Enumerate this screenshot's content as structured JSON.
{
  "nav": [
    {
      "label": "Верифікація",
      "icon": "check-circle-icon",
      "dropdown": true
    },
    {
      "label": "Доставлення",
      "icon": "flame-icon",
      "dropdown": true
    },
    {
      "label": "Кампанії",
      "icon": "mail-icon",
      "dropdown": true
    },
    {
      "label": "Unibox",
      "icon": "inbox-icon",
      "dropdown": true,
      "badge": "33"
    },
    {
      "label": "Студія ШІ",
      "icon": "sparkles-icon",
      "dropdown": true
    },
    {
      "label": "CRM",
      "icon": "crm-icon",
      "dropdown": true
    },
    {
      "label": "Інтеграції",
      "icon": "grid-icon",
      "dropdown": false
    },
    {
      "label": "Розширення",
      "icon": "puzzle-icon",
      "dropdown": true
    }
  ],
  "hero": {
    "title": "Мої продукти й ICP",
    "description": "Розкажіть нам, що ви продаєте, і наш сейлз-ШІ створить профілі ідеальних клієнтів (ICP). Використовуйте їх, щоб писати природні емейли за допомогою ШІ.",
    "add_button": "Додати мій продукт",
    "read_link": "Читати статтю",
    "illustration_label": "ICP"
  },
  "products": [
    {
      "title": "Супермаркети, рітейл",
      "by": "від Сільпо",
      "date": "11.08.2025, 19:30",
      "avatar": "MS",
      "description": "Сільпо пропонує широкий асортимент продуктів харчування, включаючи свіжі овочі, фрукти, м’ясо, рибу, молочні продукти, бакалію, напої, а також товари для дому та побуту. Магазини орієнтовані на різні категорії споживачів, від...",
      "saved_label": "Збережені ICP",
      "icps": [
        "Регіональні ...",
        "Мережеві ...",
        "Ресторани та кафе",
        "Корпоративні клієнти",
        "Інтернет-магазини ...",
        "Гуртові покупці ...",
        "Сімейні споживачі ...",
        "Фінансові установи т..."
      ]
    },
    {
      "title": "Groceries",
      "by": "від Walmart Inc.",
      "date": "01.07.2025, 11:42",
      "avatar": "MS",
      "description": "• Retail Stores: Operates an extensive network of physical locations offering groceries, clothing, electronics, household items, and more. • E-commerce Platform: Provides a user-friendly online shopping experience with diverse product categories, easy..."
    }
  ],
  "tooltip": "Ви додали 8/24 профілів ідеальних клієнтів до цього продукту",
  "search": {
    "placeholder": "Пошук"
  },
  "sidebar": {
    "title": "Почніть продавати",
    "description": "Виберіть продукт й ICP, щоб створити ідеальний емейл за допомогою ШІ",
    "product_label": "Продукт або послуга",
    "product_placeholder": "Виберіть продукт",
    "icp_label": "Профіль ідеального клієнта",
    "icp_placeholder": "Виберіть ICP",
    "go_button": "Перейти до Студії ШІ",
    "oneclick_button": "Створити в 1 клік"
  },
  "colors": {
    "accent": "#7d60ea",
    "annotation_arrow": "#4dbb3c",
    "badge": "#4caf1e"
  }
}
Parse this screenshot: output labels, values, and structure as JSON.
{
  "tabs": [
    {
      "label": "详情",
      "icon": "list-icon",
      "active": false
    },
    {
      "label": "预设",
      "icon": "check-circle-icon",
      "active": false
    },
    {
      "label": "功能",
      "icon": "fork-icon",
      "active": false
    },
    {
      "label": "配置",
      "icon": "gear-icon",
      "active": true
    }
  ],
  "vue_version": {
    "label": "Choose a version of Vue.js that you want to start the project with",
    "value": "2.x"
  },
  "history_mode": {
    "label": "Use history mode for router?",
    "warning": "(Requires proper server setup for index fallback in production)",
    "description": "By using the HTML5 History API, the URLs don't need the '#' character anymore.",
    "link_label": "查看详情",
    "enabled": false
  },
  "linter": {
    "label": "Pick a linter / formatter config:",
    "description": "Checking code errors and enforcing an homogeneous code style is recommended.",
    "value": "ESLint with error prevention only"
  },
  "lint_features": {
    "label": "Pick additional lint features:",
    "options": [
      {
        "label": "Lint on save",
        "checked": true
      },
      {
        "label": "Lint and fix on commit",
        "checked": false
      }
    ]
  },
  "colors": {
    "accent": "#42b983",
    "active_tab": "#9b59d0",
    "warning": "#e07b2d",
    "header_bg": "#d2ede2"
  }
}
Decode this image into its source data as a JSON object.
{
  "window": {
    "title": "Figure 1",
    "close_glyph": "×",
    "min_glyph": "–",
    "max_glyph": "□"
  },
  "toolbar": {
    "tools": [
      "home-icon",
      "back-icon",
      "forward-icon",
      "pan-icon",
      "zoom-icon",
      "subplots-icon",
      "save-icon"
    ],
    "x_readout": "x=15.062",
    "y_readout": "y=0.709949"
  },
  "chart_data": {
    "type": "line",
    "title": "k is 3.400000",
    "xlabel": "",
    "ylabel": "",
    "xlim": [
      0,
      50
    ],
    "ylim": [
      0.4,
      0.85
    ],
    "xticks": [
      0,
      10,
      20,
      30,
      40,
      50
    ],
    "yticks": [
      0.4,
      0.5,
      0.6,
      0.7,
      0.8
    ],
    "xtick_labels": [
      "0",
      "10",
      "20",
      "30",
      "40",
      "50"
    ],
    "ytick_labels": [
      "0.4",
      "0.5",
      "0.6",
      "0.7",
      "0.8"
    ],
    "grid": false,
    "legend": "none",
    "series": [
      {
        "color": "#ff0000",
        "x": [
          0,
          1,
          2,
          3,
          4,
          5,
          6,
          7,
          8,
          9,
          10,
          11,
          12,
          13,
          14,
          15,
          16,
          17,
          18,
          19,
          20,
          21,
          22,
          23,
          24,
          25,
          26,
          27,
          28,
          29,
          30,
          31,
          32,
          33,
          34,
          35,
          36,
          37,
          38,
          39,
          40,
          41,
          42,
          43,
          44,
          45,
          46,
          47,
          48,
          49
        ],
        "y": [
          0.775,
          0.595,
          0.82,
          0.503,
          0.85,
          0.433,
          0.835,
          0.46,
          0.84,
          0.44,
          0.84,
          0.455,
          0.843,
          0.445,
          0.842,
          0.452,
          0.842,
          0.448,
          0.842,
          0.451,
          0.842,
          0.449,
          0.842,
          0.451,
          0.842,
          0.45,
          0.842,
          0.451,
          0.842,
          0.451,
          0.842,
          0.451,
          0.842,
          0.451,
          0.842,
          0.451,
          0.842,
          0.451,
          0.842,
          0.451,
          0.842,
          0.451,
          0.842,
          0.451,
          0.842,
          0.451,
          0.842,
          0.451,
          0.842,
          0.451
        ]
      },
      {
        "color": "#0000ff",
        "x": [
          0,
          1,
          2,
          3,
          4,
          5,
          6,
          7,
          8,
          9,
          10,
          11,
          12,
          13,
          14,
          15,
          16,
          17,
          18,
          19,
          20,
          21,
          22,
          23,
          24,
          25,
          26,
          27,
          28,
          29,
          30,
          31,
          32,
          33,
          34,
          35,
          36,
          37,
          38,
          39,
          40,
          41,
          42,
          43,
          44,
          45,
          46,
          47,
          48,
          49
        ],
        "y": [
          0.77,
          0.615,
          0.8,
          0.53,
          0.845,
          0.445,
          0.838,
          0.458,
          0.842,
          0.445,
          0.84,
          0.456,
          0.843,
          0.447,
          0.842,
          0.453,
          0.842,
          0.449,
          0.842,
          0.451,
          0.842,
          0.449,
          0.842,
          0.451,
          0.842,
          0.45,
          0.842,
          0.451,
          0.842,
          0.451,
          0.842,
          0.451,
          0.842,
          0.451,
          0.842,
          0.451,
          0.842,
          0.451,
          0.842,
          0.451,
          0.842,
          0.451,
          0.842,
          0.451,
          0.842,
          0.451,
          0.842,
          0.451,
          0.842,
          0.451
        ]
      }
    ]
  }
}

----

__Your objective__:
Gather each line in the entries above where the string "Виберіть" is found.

__The completed task__:
    "description": "Виберіть продукт й ICP, щоб створити ідеальний емейл за допомогою ШІ",
    "product_placeholder": "Виберіть продукт",
    "icp_placeholder": "Виберіть ICP",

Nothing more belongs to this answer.